The data:
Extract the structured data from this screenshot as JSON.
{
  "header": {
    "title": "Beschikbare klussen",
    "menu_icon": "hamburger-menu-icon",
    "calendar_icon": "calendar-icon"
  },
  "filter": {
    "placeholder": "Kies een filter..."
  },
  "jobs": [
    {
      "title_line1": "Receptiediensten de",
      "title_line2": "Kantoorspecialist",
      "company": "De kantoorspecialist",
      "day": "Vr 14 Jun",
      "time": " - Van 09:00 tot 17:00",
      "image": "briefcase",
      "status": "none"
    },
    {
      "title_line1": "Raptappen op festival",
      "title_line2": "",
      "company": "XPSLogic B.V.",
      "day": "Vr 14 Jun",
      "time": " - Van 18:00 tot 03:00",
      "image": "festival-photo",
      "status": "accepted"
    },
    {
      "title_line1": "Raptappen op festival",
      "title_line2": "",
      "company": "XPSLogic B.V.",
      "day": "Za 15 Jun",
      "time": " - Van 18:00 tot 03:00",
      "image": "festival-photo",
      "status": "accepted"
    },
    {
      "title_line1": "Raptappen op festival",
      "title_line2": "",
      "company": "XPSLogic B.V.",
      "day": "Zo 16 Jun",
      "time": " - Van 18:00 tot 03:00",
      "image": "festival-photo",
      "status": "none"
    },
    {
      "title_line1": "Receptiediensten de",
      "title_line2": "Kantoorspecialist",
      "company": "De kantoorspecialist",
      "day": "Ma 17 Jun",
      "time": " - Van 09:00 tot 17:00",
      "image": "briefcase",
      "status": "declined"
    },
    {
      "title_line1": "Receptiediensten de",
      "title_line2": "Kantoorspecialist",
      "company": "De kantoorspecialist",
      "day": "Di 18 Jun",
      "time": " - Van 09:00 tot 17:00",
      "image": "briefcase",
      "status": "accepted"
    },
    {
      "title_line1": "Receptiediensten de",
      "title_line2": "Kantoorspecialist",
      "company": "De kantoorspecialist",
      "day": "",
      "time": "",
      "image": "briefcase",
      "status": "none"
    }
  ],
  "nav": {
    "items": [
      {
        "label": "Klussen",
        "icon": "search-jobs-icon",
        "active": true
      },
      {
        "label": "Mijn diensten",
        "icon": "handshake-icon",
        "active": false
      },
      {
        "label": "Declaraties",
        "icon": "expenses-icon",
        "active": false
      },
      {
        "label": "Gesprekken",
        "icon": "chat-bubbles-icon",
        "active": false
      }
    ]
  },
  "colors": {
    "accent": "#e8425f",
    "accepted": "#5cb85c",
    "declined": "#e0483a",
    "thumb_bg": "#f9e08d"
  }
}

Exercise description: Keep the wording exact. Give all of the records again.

Solution for this task:
Extract the structured data from this screenshot as JSON.
{
  "header": {
    "title": "Beschikbare klussen",
    "menu_icon": "hamburger-menu-icon",
    "calendar_icon": "calendar-icon"
  },
  "filter": {
    "placeholder": "Kies een filter..."
  },
  "jobs": [
    {
      "title_line1": "Receptiediensten de",
      "title_line2": "Kantoorspecialist",
      "company": "De kantoorspecialist",
      "day": "Vr 14 Jun",
      "time": " - Van 09:00 tot 17:00",
      "image": "briefcase",
      "status": "none"
    },
    {
      "title_line1": "Raptappen op festival",
      "title_line2": "",
      "company": "XPSLogic B.V.",
      "day": "Vr 14 Jun",
      "time": " - Van 18:00 tot 03:00",
      "image": "festival-photo",
      "status": "accepted"
    },
    {
      "title_line1": "Raptappen op festival",
      "title_line2": "",
      "company": "XPSLogic B.V.",
      "day": "Za 15 Jun",
      "time": " - Van 18:00 tot 03:00",
      "image": "festival-photo",
      "status": "accepted"
    },
    {
      "title_line1": "Raptappen op festival",
      "title_line2": "",
      "company": "XPSLogic B.V.",
      "day": "Zo 16 Jun",
      "time": " - Van 18:00 tot 03:00",
      "image": "festival-photo",
      "status": "none"
    },
    {
      "title_line1": "Receptiediensten de",
      "title_line2": "Kantoorspecialist",
      "company": "De kantoorspecialist",
      "day": "Ma 17 Jun",
      "time": " - Van 09:00 tot 17:00",
      "image": "briefcase",
      "status": "declined"
    },
    {
      "title_line1": "Receptiediensten de",
      "title_line2": "Kantoorspecialist",
      "company": "De kantoorspecialist",
      "day": "Di 18 Jun",
      "time": " - Van 09:00 tot 17:00",
      "image": "briefcase",
      "status": "accepted"
    },
    {
      "title_line1": "Receptiediensten de",
      "title_line2": "Kantoorspecialist",
      "company": "De kantoorspecialist",
      "day": "",
      "time": "",
      "image": "briefcase",
      "status": "none"
    }
  ],
  "nav": {
    "items": [
      {
        "label": "Klussen",
        "icon": "search-jobs-icon",
        "active": true
      },
      {
        "label": "Mijn diensten",
        "icon": "handshake-icon",
        "active": false
      },
      {
        "label": "Declaraties",
        "icon": "expenses-icon",
        "active": false
      },
      {
        "label": "Gesprekken",
        "icon": "chat-bubbles-icon",
        "active": false
      }
    ]
  },
  "colors": {
    "accent": "#e8425f",
    "accepted": "#5cb85c",
    "declined": "#e0483a",
    "thumb_bg": "#f9e08d"
  }
}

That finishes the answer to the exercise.